Japan’s Hayabusa2 spacecraft, which already fired a bullet at the asteroid Ryugu, is stepping up its attacks. It just attempted to blast a new crater into the surface of the object it’s been orbiting for months.
From the early days of exploration, people have been shooting things that they don’t understand.
Why It Matters
Asteroids are like care packages from parts of the universe we could never feasibly explore. Studying them offers us an opportunity to study the origins of our solar system and of life itself. Also, they may have some super valuable metals.
Sure, it’s a long shot, but we still have no plan for what to do if a big enough asteroid collides with Earth (again). Might as well start experimenting.
4. You've got subject lines
Gmail’s Smart Compose feature can now suggest subject lines based on the content of your email.
I’ll make this quick – better subject lines help us prioritize and respond to email, saving us time. Time is good. Thanks Google.
I’ve been a vocal believer that writing skills are the most important workplace skill of the generation. Email writing should be its own subject matter in school. Tools that assist in effective writing even the playing field and help more people reach their full potential.
5. Watch this robot lift and place boxes better than you can
Boston Dynamics has updated its 2017 Handle robot to be much better at moving boxes around a warehouse.
Boston Dynamics is known for making eerily human-like robots that can run and jump. But their creations never make it out of the prototype phase. A major update to a robot with such practical applications, say, at an Amazon Fulfillment center, could signal a first foray into commercialization.
But the jobs…
In 2017, Amazon employed around 90,000 full-time employees in its fulfillment centers. At the time, they also employed 80,000 robots. Since then, the number of robots in use has increased, but not as quickly as the number of employees. Even with automation, demand is outpacing supply.

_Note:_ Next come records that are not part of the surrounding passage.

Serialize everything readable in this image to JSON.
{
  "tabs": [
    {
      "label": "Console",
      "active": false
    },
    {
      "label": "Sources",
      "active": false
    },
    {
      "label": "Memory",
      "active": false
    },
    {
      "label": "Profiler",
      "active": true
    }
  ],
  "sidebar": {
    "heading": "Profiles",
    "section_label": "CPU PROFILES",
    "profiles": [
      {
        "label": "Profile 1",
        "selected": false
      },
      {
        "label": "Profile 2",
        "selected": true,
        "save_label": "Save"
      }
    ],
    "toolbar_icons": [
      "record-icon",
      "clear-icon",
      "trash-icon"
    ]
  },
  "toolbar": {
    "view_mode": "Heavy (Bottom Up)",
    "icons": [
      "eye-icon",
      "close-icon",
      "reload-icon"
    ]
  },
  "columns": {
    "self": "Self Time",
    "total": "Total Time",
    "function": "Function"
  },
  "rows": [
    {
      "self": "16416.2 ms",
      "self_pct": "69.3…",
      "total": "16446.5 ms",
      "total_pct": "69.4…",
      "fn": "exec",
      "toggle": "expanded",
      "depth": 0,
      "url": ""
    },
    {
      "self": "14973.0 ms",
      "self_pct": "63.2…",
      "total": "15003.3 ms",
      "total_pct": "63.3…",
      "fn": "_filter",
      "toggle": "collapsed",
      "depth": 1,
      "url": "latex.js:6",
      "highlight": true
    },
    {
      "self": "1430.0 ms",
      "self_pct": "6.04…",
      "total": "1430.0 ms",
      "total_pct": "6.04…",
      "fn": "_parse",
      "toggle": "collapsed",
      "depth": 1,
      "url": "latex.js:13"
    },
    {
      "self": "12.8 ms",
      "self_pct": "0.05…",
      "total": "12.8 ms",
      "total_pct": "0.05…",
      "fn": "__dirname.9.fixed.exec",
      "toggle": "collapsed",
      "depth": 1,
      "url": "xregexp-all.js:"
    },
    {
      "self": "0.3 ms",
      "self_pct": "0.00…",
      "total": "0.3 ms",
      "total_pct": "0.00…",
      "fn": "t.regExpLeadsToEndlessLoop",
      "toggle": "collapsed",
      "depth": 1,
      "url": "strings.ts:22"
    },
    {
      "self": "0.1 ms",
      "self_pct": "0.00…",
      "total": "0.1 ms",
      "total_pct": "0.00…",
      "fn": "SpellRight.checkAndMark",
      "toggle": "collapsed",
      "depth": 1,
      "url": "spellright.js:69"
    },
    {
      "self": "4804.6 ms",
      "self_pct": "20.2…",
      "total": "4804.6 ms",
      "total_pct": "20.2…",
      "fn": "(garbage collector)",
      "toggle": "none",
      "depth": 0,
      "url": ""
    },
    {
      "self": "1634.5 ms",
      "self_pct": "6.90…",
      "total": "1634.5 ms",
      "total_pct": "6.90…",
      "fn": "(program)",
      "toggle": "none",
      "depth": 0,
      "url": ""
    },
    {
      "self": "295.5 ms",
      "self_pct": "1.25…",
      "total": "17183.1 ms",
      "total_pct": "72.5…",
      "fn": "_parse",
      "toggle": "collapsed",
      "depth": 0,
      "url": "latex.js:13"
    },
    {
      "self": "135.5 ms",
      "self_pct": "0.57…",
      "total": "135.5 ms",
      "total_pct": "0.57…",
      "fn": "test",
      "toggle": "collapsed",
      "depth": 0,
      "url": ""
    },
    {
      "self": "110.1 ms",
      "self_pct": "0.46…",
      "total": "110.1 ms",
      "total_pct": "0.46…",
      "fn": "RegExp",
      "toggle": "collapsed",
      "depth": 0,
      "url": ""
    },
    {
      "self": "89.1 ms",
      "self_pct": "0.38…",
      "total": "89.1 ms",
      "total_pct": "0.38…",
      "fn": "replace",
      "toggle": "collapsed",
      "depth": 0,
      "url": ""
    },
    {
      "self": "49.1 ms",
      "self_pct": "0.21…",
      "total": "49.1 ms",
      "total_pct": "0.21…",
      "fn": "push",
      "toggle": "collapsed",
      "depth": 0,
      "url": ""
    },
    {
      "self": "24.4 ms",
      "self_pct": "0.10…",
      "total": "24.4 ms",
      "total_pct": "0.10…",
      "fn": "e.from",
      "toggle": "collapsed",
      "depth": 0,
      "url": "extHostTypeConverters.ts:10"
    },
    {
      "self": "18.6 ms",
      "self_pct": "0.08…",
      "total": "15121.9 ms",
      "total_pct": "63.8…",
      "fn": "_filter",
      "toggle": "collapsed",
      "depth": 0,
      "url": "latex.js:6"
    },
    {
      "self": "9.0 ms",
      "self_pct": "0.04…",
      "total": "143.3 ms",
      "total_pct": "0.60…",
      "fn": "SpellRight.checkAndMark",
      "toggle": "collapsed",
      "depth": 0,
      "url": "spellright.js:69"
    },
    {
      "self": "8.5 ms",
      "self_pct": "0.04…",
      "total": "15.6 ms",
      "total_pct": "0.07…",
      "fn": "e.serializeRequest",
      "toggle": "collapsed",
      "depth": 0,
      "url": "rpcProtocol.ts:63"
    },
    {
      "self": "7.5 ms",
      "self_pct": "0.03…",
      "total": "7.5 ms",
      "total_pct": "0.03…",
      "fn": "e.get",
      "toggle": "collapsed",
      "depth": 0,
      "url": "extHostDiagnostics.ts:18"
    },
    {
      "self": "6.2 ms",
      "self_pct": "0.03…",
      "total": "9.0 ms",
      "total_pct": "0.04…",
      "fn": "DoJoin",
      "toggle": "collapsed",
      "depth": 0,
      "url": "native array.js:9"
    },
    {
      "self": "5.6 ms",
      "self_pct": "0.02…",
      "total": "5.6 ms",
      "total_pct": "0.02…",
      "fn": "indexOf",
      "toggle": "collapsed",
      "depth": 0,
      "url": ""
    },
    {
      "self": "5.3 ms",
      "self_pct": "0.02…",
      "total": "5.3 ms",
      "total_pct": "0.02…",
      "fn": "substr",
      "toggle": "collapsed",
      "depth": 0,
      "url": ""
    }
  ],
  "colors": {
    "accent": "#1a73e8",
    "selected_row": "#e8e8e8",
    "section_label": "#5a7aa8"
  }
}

Thanks for reading! We’ll see you next week.
-Andrew Greenstein, on behalf of SF AppWorks